## Excerpted data

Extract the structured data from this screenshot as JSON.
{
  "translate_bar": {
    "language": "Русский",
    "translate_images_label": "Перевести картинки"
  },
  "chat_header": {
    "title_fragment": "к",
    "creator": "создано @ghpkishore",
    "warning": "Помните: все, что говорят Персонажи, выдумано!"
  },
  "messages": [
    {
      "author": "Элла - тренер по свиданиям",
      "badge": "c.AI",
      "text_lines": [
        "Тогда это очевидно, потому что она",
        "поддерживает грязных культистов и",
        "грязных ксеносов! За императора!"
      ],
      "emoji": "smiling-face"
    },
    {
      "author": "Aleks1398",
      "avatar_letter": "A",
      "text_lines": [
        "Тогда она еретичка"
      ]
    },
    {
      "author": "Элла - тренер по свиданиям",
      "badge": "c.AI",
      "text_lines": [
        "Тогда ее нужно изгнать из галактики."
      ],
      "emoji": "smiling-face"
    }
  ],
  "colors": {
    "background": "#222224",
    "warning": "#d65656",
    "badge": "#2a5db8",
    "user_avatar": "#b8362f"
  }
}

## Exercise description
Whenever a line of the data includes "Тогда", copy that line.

## Expected answer
        "Тогда это очевидно, потому что она",
        "Тогда она еретичка"
        "Тогда ее нужно изгнать из галактики."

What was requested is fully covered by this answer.